Walking in the Dark

“Walk with Me” is the overall theme of this blog. It’s nice when someone does. You know, it’s nice to not have to walk alone. But. Sometimes we do walk alone. Sometimes we must walk alone. At least it sure feels that way. Sometimes. But somehow, even when it feels like we are walking alone, may God give us the grace to believe we are not alone, and, that Jesus Himself, the Light of the world, is truly the only Light we will ever finally need.

Speaking of walking, one thing I like about walking while I am backpacking is its simplicity. Simple does not mean “easy” (!), but when you’re out walking in the woods, as the daylight descends and darkness creeps up, generally, you stop walking. You set up camp for the night and sleep. Yes, there are times you pull out your

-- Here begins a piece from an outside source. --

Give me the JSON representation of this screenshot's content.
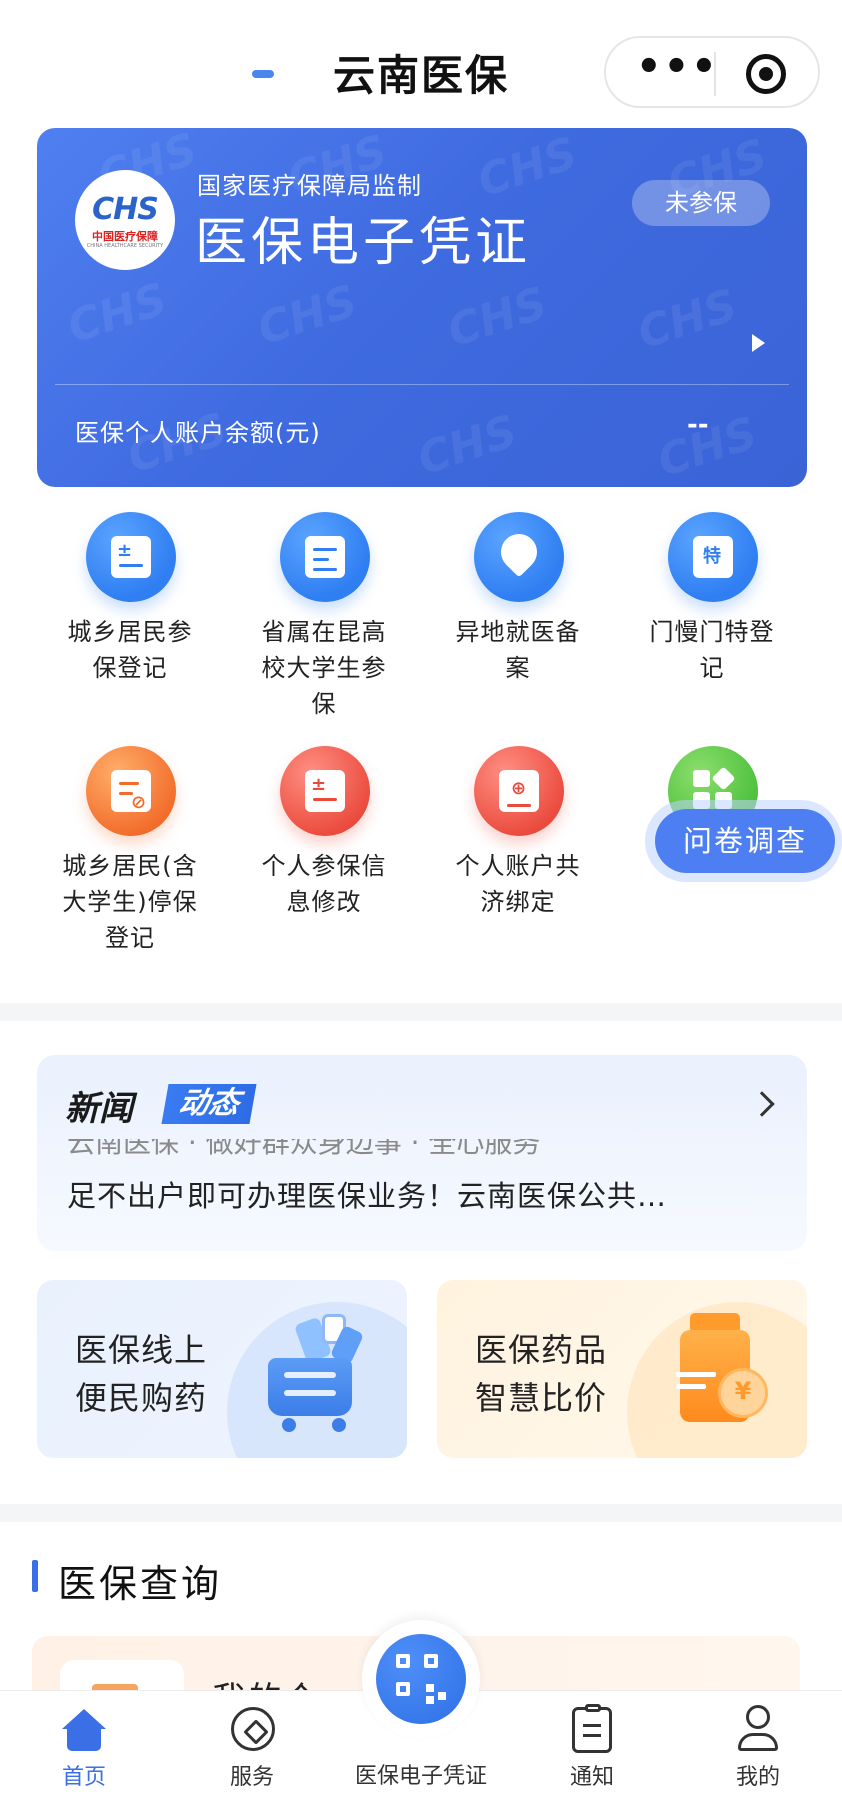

headlamp and walk in the dark, but walking in the dark is never preferred. In the dark, roots seem to jump up out of the ground to trip up the unsuspecting uncareful hiker. It’s easier to get hurt, walking in the dark. It’s easier to miss the blazes on the trees and then to get lost. In this blog, I am thinking of my friends who are walking in the dark. Yes, most of you are followers of and believers in the Lord Jesus, and, even though you have walked with Him and are still walking with Him, for whatever reason, you are feeling lost. Depressed. Angry. Doubting. Alone. First, I want to offer you a deep and sincere Thank You. Thank you for trusting me enough to share your darkness with me. I get it. It is not fun or easy to walk in the dark and sometimes this difficulty of walking in the darkness becomes even more difficult by sharing it with folks like me. We want to help so much and are tempted to give “tips” on how to walk in the dark. You know, the equivalent of a “head lamp” for your mental/emotional/spiritual journey. Mostly, when I find myself walking in the darkness of depression or doubt, I find I despise or fear these head-lamp tips. For me at least, it’s because the tips don’t “work”. And, I know they won’t work (at least not right away!). They make me feel worse because I have convinced myself that if I were a better Christian, first, I wouldn’t even be walking in the dark, and/or, surely I can pull myself up by the advice of my well-meaning friends. So with this first word of thanks, I want to point out to you that you are not alone. No, you are not yet “fixed” and ever will be totally healed until we are with Jesus, but you are not alone. I am with you. Other friends are with you and we care that you are finding it hard to walk. Second, Jesus wants you to know, that He will always love you supremely, has loved you supremely, even if you are finding it hard to believe, hard to rejoice, hard to rest in His arms. He doesn’t love you more when you are finding it easier to walk. And, He doesn’t love you less when your walk is agonizing and you are finding it hard to trust Him. Oh sure, He loves to watch you enjoy your walk with Him, but that in no way means He loves you more. There is absolutely nothing you can do to make Him stop loving you (Rom. 8:31-32). I will keep reminding you of that truth until you begin to feel once again, its freedom.

Finally, I invite you to doubt with me. Please, doubt with me. I truly believe God would say that to all the doubters. All the depressed. No, He doesn’t want us to doubt or feel the crushing darkness of depression. Surely not! But, He would rather have us doubt in His presence, with Him, than pretend everything is okay. Perhaps Jesus would say to us, like He said to Thomas in His post-resurrection body: “Peace be with you!” “Put your finger here; see my ands. Reach out your hand and put it into my sided. Stop doubting and believe.” (John 20:26-27). In other words, Jesus didn’t just say, “stop doubting”. He first said, “Peace”. Then He said, “touch me” and “believe”. He doesn’t shame us. He loves us and blesses us. And, to remind you once again, He walks with us. Sometimes He is the only Light we’ll ever finally need (John 1:5).